Touch screen malfunction resurrects voting concerns

A Miami-Dade machine reported an errant vote total in the 2004 general election. Some changes have occurred.

Published June 14, 2005

TALLAHASSEE - A malfunction with a single Miami-Dade touch screen voting machine last year is quietly prompting renewed scrutiny of Florida's infamous election process.

Disclosed less than a month ago after a citizen watchdog took a look, the glitch during the 2004 general election resulted in Miami-Dade reporting 171 more votes at a precinct than there were voters who showed up.

State lawmakers approved a little-noticed plan last month that requires counties to double-check official vote totals against the number of voters who cast ballots. Gov. Jeb Bush is expected to sign the bill.

Meanwhile, Miami-Dade's new elections supervisor has recommended replacing touch screen machines with older optical scan technology, in which voters mark a paper ballot that is read by a machine.

Touch screen machines, which are similar to automated teller machines, were heralded in the wake of the 2000 recount debacle as the cost-effective answer for big counties, particularly those that must provide multilingual ballots.

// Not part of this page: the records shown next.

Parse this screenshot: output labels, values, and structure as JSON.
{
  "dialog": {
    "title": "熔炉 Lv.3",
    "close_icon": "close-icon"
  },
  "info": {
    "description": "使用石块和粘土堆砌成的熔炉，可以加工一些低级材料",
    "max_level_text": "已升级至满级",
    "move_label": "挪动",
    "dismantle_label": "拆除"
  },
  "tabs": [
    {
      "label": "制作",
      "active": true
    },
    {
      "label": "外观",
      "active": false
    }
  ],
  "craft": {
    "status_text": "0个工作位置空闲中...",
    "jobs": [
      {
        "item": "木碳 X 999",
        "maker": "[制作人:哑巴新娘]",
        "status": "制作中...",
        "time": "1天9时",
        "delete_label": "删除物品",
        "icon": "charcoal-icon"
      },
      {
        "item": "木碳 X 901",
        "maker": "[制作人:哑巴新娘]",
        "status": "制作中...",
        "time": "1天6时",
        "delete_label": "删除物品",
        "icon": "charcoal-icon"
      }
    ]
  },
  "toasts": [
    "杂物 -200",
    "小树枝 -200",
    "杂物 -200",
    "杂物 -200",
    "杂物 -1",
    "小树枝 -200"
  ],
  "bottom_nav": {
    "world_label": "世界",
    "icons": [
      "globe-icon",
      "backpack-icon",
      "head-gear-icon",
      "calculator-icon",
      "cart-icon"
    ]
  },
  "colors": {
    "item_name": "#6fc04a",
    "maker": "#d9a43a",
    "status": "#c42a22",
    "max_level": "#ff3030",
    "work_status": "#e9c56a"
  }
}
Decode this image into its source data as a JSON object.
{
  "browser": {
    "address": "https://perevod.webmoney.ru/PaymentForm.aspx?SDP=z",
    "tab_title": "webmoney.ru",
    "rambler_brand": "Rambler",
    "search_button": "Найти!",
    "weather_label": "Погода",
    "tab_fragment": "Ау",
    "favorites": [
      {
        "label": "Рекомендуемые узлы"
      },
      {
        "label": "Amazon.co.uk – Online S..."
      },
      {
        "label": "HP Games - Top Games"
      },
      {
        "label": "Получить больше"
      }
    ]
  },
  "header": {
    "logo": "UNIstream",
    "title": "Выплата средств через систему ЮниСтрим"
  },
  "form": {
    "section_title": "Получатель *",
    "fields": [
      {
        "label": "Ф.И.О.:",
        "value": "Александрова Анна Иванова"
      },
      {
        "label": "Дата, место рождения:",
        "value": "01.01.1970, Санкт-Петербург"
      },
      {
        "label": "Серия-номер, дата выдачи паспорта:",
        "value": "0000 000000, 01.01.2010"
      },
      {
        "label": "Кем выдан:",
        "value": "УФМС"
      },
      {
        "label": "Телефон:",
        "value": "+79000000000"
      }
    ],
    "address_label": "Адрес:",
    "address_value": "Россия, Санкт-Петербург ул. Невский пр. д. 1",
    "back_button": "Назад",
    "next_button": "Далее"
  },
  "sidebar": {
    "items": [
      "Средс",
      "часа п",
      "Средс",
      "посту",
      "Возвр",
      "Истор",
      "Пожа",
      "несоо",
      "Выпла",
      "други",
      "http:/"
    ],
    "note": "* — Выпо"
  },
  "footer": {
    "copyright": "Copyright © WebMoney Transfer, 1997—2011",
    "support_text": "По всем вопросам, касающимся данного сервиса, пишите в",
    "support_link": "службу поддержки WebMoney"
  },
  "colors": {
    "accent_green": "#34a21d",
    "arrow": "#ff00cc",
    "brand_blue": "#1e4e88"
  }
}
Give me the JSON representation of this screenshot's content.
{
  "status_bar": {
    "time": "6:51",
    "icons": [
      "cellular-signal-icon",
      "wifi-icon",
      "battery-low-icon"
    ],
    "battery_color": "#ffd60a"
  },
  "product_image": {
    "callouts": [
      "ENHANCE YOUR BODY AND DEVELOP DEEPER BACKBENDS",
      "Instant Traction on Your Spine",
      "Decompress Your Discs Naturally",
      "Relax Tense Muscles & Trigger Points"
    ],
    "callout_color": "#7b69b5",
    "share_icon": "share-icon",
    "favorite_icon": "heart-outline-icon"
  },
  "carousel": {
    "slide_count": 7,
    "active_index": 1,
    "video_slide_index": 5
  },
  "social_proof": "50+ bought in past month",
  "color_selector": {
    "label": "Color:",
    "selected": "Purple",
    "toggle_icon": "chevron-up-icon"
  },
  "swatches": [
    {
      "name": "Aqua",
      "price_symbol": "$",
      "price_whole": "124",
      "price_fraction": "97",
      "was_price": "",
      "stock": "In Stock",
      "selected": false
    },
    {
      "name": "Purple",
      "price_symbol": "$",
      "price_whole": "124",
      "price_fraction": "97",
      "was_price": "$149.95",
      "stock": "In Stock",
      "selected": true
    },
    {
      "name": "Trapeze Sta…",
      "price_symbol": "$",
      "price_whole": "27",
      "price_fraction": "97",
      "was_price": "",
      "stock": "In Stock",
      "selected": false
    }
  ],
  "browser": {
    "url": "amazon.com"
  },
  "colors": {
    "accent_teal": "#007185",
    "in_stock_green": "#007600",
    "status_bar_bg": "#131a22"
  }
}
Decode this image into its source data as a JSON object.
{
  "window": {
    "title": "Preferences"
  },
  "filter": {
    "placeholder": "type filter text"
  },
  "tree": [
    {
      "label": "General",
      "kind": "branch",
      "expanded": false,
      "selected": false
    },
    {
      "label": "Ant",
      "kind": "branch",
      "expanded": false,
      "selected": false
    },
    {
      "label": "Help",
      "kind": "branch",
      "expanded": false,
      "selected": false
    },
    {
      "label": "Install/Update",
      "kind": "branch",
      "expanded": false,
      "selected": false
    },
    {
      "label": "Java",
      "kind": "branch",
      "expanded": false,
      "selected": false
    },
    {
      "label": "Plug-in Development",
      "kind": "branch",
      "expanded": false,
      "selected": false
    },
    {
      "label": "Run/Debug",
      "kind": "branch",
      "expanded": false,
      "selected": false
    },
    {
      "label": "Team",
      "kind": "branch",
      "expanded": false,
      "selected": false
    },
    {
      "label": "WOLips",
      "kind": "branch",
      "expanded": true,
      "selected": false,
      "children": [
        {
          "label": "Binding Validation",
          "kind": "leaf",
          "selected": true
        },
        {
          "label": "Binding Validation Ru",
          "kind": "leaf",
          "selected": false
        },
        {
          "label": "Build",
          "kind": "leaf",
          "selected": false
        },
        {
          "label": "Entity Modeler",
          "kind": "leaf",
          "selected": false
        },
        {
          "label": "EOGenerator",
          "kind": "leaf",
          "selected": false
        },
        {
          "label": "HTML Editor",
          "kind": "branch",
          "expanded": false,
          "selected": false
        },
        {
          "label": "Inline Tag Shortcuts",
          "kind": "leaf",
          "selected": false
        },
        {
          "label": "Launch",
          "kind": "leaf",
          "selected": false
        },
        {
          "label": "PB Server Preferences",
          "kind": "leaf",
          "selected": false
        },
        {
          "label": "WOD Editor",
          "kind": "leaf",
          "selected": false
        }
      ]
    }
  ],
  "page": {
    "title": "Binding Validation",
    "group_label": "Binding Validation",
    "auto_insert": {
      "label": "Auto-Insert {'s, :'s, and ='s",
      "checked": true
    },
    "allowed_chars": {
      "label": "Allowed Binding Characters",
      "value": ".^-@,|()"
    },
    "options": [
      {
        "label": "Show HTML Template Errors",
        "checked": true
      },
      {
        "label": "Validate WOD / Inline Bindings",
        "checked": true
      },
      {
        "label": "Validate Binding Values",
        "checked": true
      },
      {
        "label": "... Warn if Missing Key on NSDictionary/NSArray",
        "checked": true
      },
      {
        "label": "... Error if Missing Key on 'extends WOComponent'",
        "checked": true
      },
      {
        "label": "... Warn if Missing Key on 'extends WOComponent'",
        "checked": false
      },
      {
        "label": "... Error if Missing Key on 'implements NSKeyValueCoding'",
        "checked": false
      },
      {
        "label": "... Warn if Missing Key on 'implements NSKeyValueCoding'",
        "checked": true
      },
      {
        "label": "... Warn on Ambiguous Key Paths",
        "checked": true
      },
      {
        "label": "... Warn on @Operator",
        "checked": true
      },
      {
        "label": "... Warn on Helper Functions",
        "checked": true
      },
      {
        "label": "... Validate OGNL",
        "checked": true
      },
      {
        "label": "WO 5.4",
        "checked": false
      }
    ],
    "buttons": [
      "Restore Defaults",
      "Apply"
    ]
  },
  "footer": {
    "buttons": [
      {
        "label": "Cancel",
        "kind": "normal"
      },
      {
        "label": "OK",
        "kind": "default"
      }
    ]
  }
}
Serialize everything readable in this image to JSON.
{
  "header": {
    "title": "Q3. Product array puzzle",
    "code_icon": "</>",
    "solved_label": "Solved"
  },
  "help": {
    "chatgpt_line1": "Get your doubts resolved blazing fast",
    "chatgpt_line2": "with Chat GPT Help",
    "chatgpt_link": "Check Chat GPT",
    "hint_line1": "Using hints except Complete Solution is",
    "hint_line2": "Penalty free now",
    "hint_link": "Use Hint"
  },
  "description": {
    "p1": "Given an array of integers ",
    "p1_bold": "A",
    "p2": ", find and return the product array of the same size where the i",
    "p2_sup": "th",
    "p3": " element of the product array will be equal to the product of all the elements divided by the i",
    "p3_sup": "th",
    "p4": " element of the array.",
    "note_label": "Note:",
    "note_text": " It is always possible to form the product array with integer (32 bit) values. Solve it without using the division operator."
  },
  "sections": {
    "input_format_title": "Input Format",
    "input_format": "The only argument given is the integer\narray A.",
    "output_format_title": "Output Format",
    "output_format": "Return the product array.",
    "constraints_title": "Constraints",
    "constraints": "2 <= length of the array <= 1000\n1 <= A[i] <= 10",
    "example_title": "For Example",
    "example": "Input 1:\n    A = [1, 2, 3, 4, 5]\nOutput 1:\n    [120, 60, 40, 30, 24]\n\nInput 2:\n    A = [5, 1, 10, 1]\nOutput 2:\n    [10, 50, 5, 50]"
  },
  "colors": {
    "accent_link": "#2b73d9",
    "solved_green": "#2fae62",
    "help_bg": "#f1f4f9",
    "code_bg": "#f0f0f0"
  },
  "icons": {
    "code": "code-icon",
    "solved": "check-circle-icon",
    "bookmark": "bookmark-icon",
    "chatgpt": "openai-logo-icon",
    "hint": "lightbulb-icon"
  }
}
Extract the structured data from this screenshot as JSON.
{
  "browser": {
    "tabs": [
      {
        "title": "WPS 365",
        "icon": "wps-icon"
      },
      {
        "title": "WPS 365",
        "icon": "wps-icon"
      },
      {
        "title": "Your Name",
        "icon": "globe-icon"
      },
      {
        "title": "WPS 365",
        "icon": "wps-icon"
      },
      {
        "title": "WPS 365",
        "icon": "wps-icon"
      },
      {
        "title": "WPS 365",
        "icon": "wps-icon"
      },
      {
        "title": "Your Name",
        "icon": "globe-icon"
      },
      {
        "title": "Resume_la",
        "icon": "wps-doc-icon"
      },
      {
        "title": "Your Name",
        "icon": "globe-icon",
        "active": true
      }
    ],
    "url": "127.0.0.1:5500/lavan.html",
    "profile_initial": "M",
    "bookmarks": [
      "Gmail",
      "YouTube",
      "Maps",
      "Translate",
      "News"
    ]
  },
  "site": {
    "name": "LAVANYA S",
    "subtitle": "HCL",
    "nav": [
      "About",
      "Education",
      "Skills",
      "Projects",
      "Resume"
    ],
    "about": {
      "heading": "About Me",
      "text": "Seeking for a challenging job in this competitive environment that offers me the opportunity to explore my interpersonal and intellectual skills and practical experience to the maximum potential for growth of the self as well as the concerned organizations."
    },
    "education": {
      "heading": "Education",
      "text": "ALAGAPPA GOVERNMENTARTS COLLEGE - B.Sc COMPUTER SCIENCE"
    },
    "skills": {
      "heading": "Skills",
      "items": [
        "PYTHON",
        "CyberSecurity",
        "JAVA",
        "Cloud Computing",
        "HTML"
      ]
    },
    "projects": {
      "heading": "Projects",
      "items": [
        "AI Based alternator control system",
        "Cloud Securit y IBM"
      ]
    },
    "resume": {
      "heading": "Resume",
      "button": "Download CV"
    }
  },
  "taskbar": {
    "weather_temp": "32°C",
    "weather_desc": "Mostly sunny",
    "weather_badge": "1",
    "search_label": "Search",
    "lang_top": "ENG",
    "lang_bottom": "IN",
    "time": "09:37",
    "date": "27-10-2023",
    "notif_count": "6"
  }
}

Miami-Dade bought the machines from Election Systems & Software, one of a small group of state-certified vendors. Pasco County also uses ES&S machines, while Hillsborough and Pinellas use touch screen machines made by Sequoia Voting Systems.

Miami-Dade Elections Supervisor Lester Sola, in a memo to County Manager George Burgess, said optical scan technology would increase voter confidence and reduce long-term elections costs. The November 2004 election cost Miami-Dade $6.6-million, twice what county officials anticipated.

"Voters ... remain uneasy about the lack of a paper record that is independent of the equipment on which the votes are cast," Sola wrote after two months on the job.

Sola said the county's $24.5-million original cost was just part of the long-term cost to maintain and expand the system.

The County Commission is expected to take up the issue within a month.

State officials said Monday they are confident that ES&S has created a software fix, expected to be distributed in the next month, that will prevent such glitches in the future.

Until then, the county has undertaken new procedures to identify similar problems, said Miami-Dade elections spokesman Seth Kaplan. "Had we known where to look, had we looked, we could have seen what happened in Precinct 816," Kaplan said.

But such assurances don't satisfy members of Miami-Dade Election Reform Commission, which first publicized the problem.

In a hearing before state elections employees Monday over rules governing touch screen recounts, University of Miami law professor Martha Mahoney urged the state to spell out how poll workers should tally the number of voters casting ballots.

The group, whose members monitored 88 polling sites in Miami-Dade County during the 2004 primary and general elections, found that even though signature tallies are required, poll workers often conduct the count haphazardly.

In a report last month, the group said it found that some poll workers simply used the ballot number from the machine tallies to fill in the form, defeating the purpose of a separate number to judge the technology's accuracy.